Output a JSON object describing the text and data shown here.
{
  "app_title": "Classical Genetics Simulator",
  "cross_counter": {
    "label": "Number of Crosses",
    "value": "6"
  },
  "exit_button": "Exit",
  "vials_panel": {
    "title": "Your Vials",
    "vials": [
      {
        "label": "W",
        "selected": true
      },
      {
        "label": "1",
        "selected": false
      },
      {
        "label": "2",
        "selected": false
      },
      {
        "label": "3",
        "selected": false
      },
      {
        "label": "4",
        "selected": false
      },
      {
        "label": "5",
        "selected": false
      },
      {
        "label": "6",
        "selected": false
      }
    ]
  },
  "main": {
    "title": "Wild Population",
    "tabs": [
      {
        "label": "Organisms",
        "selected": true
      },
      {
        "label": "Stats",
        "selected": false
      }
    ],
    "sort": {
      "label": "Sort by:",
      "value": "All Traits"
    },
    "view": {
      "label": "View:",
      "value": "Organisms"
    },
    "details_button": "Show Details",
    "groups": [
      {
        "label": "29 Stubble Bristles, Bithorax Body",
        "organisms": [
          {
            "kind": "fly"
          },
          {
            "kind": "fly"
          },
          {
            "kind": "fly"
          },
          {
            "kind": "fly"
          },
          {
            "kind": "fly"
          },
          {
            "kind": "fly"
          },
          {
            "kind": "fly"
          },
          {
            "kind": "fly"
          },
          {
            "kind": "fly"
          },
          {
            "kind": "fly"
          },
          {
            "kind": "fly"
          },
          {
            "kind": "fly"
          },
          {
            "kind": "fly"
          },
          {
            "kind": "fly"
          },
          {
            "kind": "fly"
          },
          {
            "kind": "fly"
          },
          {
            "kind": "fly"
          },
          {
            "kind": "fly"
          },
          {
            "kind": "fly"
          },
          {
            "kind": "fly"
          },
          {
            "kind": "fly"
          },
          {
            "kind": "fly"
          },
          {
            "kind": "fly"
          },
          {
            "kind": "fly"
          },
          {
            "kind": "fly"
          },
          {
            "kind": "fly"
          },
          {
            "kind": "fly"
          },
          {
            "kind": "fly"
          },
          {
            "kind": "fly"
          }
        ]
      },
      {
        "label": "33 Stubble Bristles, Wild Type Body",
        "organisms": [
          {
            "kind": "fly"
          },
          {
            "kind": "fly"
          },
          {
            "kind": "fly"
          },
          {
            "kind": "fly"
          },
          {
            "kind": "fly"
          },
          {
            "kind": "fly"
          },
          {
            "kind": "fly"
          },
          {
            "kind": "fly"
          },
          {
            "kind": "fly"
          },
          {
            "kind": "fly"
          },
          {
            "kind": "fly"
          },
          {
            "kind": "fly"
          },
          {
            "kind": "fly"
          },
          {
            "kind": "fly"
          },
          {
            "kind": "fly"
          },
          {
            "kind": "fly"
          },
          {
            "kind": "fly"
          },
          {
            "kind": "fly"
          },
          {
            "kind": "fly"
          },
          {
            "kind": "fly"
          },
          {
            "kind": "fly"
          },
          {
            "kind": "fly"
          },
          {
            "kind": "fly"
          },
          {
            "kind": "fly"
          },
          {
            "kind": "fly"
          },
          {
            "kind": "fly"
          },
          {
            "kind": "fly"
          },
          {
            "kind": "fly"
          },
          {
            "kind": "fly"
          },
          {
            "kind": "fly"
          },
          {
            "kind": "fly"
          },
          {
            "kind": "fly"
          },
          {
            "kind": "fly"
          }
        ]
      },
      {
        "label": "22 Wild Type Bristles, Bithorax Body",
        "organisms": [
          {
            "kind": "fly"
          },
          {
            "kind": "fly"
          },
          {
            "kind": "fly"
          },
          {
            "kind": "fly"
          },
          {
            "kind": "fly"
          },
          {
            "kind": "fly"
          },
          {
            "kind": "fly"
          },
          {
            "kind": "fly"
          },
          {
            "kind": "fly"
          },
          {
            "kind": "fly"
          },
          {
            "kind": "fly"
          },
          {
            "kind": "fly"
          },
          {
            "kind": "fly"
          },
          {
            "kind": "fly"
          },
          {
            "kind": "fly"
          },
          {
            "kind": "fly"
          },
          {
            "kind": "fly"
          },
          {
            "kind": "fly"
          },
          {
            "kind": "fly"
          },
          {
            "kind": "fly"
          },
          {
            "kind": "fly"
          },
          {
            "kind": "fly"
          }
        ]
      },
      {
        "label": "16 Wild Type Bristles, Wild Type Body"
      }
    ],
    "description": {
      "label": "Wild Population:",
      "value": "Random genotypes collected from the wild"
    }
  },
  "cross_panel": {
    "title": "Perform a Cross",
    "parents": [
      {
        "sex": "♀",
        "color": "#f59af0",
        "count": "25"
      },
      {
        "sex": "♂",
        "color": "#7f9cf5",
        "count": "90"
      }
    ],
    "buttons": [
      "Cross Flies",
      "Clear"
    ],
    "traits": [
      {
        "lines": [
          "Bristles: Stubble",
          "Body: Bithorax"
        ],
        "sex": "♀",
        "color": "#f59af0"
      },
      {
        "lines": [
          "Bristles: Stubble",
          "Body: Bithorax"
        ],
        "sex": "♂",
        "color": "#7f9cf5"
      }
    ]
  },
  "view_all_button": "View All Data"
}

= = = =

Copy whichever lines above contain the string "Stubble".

Written answer:
        "label": "29 Stubble Bristles, Bithorax Body",
        "label": "33 Stubble Bristles, Wild Type Body",
          "Bristles: Stubble",
          "Bristles: Stubble",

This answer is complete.